Taylor Swift wrote an unflinchingly positive forecast for the music industry in the Wall Street Journal yesterday called “The Future of Music Is a Love Story.” The 24-year-old mega-star — who Forbes reported had made $64 million by June 2014 — didn’t apologize for her starry-eyed view: “You should know that you’re reading the opinion of an enthusiastic optimist: one of the few living souls in the music industry who still believes that the music industry is not dying…it’s just coming alive,” she wrote.
1. “The value of an album is, and will continue to be, based on the amount of heart and soul an artist has bled into a body of work, and the financial value that artists (and their labels) place on their music when it goes out into the marketplace.”
When record stores existed, their bins were filled with also-rans. For every Bruce Springsteen there are many Southside Johnnies; for every RZA there are many Masta Killas. When so many musicians give so much to their art and get so little, it’s hard to argue that love is all you need to create value in the market.
2. “Music is art, and art is important and rare.”
With GarageBand on every computer and streaming Web sites such as BandCamp eliminating the need for record labels, music is more ubiquitous than ever — easier to make and easier to distribute since the beginning of time. This means it’s a lot less rare — and, in a saturated market, each individual artist is a lot less important than, say, Jimi Hendrix was at Woodstock.
Streaming enthusiasts such as Swift should remember: Twenty percent of music on Spotify has never been streamed — so much that there’s a kind of song rescue shelter, Forgotify, to memorialize it.
Washington locals Felt Letters offered a less nuanced critique in the 2009 song “600,000 Bands”:
3. “The wild, unpredictable fun in making music today is that anything goes.”
Cole Porter first pointed out that “Anything Goes” in the 1934 musical of that name, making Swift’s observation about eight decades late. But while artists such as M.I.A. or Death Grips genre-bend in novel ways, it’s not clear that anything goes on the radio or in the marketplace. For the most part, what’s topping the charts today has been topping the charts since they existed: dance music in 4/4 time — or ballads.
Yes, Anthony Braxton is free to play free jazz and Kayo Dot is free to play avant-garde metal. But even before the sale of recorded music was disrupted by Silicon Valley, it’s not clear the market supported these boundary-breaking artists — or earned them a middle-class wage. DJs can earn $10 million for a residency in Las Vegas. The Ruins can’t.

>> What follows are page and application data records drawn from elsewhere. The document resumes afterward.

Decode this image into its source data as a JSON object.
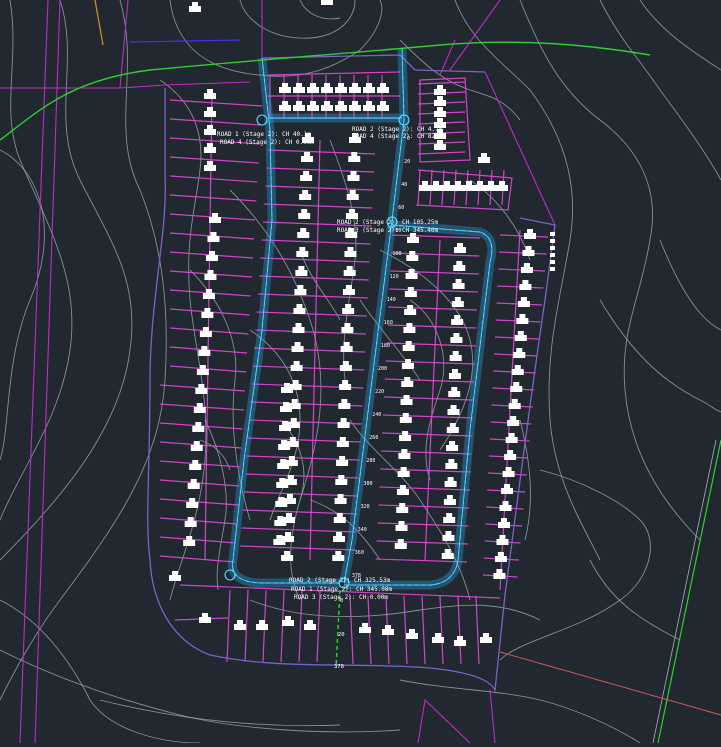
{
  "viewport": {
    "background": "#212830"
  },
  "colors": {
    "contour": "#a9b0b8",
    "boundary": "#c02ac6",
    "lot": "#e24ad8",
    "outline": "#7b62c8",
    "road": "#2fa7ea",
    "road_center": "#56e0ff",
    "highway": "#2fcf2f",
    "easement": "#d35a5a",
    "blue_line": "#3b38d8",
    "orange": "#c98a2a",
    "building": "#ffffff",
    "label": "#ffffff"
  },
  "chainage_labels": [
    {
      "id": "ch-road1-top",
      "text": "ROAD 1 (Stage 2): CH 40.1m"
    },
    {
      "id": "ch-road4-left",
      "text": "ROAD 4 (Stage 2): CH 0.00m"
    },
    {
      "id": "ch-road2-top",
      "text": "ROAD 2 (Stage 2): CH 4.7m"
    },
    {
      "id": "ch-road4-right",
      "text": "ROAD 4 (Stage 2): CH 82.0m"
    },
    {
      "id": "ch-road2-mid",
      "text": "ROAD 2 (Stage 2): CH 105.25m"
    },
    {
      "id": "ch-road3-mid",
      "text": "ROAD 3 (Stage 2): CH 345.40m"
    },
    {
      "id": "ch-road2-bot",
      "text": "ROAD 2 (Stage 2): CH 325.53m"
    },
    {
      "id": "ch-road1-bot",
      "text": "ROAD 1 (Stage 2): CH 345.08m"
    },
    {
      "id": "ch-road3-bot",
      "text": "ROAD 3 (Stage 2): CH 0.00m"
    }
  ],
  "stations": [
    "0",
    "20",
    "40",
    "60",
    "80",
    "100",
    "120",
    "140",
    "160",
    "180",
    "200",
    "220",
    "240",
    "260",
    "280",
    "300",
    "320",
    "340",
    "360",
    "378"
  ]
}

4. “Artists will get record deals because they have fans — not the other way around.”
Swift’s supply-side argument — if they come, you can build it — focuses on the power of social media, but confuses social media with society. Real friends buy a record — Facebook friends “like” it. Twitter followers retweet a show announcement — but don’t necessarily go to a show. Malcolm Gladwell argues that such “weak ties” can’t bring lasting social change. We can’t expect them to bring every worthy artist to the surface, either.
And record deals do not necessarily bring riches anyway. The Root pointed out in 2010 that, for every $1,000 in album sales, the average musicians make $23.40. Steve Albini — and Courtney Love — were on to this shell game long ago.
5. “The only real risk is being too afraid to take a risk at all.”
Those who abandon more reliable careers for music risk poverty, parental disapproval, a lack of quality medical insurance, frustrated neighbors, frowning housemates, disappointed life partners, substance abuse, spotty resumes, boring van rides and likely irrelevance.
What’s not to fear?